House Republicans said repealing the individual mandate would help with their search for revenues to offset the cost of the tax cuts.

“We need to have the pay-fors that we can get,” said Rep. Dennis Ross (R., Fla.) But Mr. Ross said he anticipated that repealing the individual mandate could spark pushback from some states.

House Republicans asked White House Director of Legislative Affairs Marc Short about the idea when he huddled with the Republican Study Committee on Wednesday. Rep. Mark Walker (R., N.C.) said Mr. Short responded that the idea was “not out of the question.”

While most Republicans in both chambers want to repeal the individual mandate, many are hesitant about attaching it to the tax bill.

“I’d like to see us repeal the Obamacare individual mandate. I think there’s better places to do it,” said Rep. Tom MacArthur (R., N.J.) “I don’t want to make this bill more complicated than it already is.”

The discussion Wednesday marked the latest twist in the debate over the contours of the House GOP tax bill.

House Ways and Means Committee Chairman Kevin Brady (R., Texas) on Tuesday played down the likelihood the repeal would be included in a tax overhaul. When asked by radio host Hugh Hewitt about the idea, Mr. Brady said, “Well, I don’t think it is, and here’s why. Look, I love these ideas from senators on health care, but what my constituents are looking at are for action on health care from our senators.”

Some other lawmakers also gave it tepid support.

“My concern is that while I do not support the individual mandate, I worry that it would impede progress on the tax reform process,” said Sen. Susan Collins (R., Maine).

Senate Finance Committee Chairman Orrin Hatch (R., Utah) said Wednesday he supports repealing the individual mandate, but believes efforts to dismantle the ACA should be handled separately from the tax overhaul.

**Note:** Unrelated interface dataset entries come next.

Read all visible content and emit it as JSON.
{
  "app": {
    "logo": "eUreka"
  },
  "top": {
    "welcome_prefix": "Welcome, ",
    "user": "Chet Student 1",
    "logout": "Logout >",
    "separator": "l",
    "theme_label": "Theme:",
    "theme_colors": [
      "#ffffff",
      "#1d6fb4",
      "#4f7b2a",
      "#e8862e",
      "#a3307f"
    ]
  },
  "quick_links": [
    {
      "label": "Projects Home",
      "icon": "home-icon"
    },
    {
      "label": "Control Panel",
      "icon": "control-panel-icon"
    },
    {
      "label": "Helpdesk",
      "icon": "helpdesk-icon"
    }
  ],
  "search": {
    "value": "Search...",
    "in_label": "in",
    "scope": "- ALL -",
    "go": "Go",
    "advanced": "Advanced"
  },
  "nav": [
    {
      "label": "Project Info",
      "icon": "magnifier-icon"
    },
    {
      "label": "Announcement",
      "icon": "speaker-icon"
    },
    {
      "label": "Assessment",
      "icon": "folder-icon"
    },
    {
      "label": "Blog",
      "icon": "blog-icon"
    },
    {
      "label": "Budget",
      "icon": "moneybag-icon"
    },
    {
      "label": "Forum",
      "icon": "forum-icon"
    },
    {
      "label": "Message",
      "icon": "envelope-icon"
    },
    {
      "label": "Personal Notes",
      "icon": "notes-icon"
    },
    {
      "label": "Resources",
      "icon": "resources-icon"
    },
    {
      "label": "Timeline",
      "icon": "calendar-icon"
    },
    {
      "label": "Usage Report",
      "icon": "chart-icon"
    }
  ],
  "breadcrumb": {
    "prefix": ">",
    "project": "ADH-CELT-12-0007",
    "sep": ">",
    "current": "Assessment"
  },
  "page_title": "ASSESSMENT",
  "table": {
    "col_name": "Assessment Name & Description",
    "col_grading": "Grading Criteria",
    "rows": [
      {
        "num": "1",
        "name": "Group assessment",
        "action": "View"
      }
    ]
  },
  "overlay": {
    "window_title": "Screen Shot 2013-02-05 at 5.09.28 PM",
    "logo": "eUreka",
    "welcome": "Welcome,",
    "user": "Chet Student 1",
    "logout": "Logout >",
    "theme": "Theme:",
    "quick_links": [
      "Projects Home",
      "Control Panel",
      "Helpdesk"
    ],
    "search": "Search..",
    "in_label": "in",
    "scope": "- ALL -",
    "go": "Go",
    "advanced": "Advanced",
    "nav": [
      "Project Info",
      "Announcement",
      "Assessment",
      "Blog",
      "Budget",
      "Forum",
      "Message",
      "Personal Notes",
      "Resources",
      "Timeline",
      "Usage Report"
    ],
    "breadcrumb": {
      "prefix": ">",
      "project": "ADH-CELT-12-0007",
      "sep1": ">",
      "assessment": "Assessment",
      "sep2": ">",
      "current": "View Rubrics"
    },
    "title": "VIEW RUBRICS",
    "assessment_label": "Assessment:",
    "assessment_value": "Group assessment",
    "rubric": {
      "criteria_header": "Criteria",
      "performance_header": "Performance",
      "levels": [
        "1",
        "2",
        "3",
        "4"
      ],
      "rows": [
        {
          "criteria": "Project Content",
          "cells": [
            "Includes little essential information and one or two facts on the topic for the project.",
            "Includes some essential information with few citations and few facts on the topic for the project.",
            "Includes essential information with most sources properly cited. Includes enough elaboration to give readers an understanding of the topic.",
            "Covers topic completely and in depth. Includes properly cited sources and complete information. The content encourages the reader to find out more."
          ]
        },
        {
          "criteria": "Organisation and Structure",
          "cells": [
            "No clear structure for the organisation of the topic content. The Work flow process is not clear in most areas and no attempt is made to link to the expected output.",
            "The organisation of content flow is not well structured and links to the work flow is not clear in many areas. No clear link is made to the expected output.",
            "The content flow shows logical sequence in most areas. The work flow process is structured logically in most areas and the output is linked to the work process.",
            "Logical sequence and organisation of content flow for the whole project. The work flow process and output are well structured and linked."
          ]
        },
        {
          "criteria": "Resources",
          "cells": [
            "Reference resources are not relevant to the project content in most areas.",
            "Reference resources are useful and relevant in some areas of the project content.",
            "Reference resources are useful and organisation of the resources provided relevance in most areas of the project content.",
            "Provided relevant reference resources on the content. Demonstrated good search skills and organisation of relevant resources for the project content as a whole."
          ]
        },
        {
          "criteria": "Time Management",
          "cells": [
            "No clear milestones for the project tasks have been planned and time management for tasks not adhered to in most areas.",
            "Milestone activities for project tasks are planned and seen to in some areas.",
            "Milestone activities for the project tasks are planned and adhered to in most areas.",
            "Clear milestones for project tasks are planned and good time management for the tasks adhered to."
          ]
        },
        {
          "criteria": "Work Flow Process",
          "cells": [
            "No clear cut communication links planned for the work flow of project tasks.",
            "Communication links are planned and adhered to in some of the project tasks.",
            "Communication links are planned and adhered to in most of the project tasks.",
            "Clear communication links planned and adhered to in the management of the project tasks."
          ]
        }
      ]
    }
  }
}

Mr. Trump could also opt to end the individual mandate on his own and has been widely expected to do so in future executive orders on health policy.

Health analysts say the mandate keeps the ACA’s markets stable by ensuring that younger and healthier people obtain coverage, offsetting the costs of less-healthy individuals.

About seven million people in 2016 reported owing a penalty for not having coverage the year before, according to the Internal Revenue Service. The fee is 2.5% of household income or $695 per person, whichever is higher.

Republican leaders have been hesitant to include anything related to the ACA in the tax bill after GOP lawmakers repeatedly failed to repeal the Obama-era health law earlier this year.

Repealing the individual mandate would make attracting Democratic support much harder, particularly in the Senate where Republicans are hoping to win over some Democrats who face re-election next year in conservative-leaning states.

Sen. Jerry Moran (R., Kan.) said he supports repealing the individual mandate. “But I also know we don’t want to complicate passage of tax reform,” he said. “Combining the two creates less likelihood of a bipartisan approach to taxes.”

Sen. Jon Tester, a Democrat up for re-election next year in Republican-leaning Montana, said he was worried that if Republicans repealed the individual mandate, they would also try to tack on measures to lower premiums by gutting consumer protections.

“I hate the mandate,” Mr. Tester said Wednesday. “But if you’re going to repeal it, that means you’re repealing all this other stuff that I like. So let’s find out what they really want to do.”

Still, momentum has built for knocking down or delaying parts of the ACA, including a two-year postponement on a health-insurance tax and a medical-devices tax.